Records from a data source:
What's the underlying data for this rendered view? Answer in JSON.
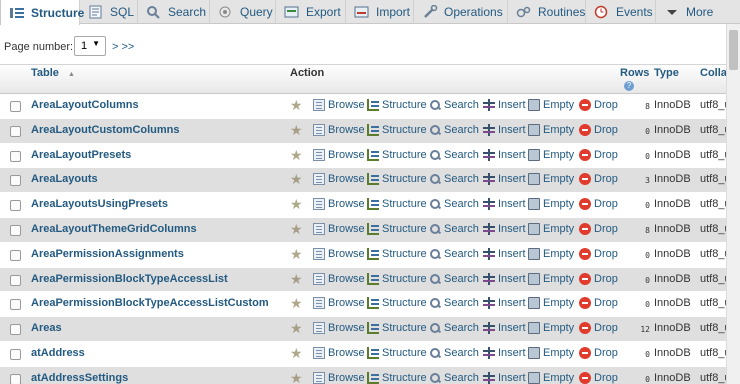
{
  "tabs": [
    {
      "label": "Structure",
      "icon": "structure-icon",
      "active": true
    },
    {
      "label": "SQL",
      "icon": "sql-icon"
    },
    {
      "label": "Search",
      "icon": "search-icon"
    },
    {
      "label": "Query",
      "icon": "query-icon"
    },
    {
      "label": "Export",
      "icon": "export-icon"
    },
    {
      "label": "Import",
      "icon": "import-icon"
    },
    {
      "label": "Operations",
      "icon": "wrench-icon"
    },
    {
      "label": "Routines",
      "icon": "routines-icon"
    },
    {
      "label": "Events",
      "icon": "clock-icon"
    },
    {
      "label": "More",
      "icon": "chevron-down-icon"
    }
  ],
  "pager": {
    "label": "Page number:",
    "selected": "1",
    "next": "> >>"
  },
  "columns": {
    "table": "Table",
    "sort_indicator": "▲",
    "action": "Action",
    "rows": "Rows",
    "type": "Type",
    "collation": "Colla"
  },
  "actions": {
    "browse": "Browse",
    "structure": "Structure",
    "search": "Search",
    "insert": "Insert",
    "empty": "Empty",
    "drop": "Drop"
  },
  "tables": [
    {
      "name": "AreaLayoutColumns",
      "rows": "8",
      "type": "InnoDB",
      "collation": "utf8_u"
    },
    {
      "name": "AreaLayoutCustomColumns",
      "rows": "0",
      "type": "InnoDB",
      "collation": "utf8_u"
    },
    {
      "name": "AreaLayoutPresets",
      "rows": "0",
      "type": "InnoDB",
      "collation": "utf8_u"
    },
    {
      "name": "AreaLayouts",
      "rows": "3",
      "type": "InnoDB",
      "collation": "utf8_u"
    },
    {
      "name": "AreaLayoutsUsingPresets",
      "rows": "0",
      "type": "InnoDB",
      "collation": "utf8_u"
    },
    {
      "name": "AreaLayoutThemeGridColumns",
      "rows": "8",
      "type": "InnoDB",
      "collation": "utf8_u"
    },
    {
      "name": "AreaPermissionAssignments",
      "rows": "0",
      "type": "InnoDB",
      "collation": "utf8_u"
    },
    {
      "name": "AreaPermissionBlockTypeAccessList",
      "rows": "0",
      "type": "InnoDB",
      "collation": "utf8_u"
    },
    {
      "name": "AreaPermissionBlockTypeAccessListCustom",
      "rows": "0",
      "type": "InnoDB",
      "collation": "utf8_u"
    },
    {
      "name": "Areas",
      "rows": "12",
      "type": "InnoDB",
      "collation": "utf8_u"
    },
    {
      "name": "atAddress",
      "rows": "0",
      "type": "InnoDB",
      "collation": "utf8_u"
    },
    {
      "name": "atAddressSettings",
      "rows": "0",
      "type": "InnoDB",
      "collation": "utf8_u"
    }
  ]
}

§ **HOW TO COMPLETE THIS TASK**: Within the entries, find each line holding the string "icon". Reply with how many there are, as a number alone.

§ **WRITTEN ANSWER**: 10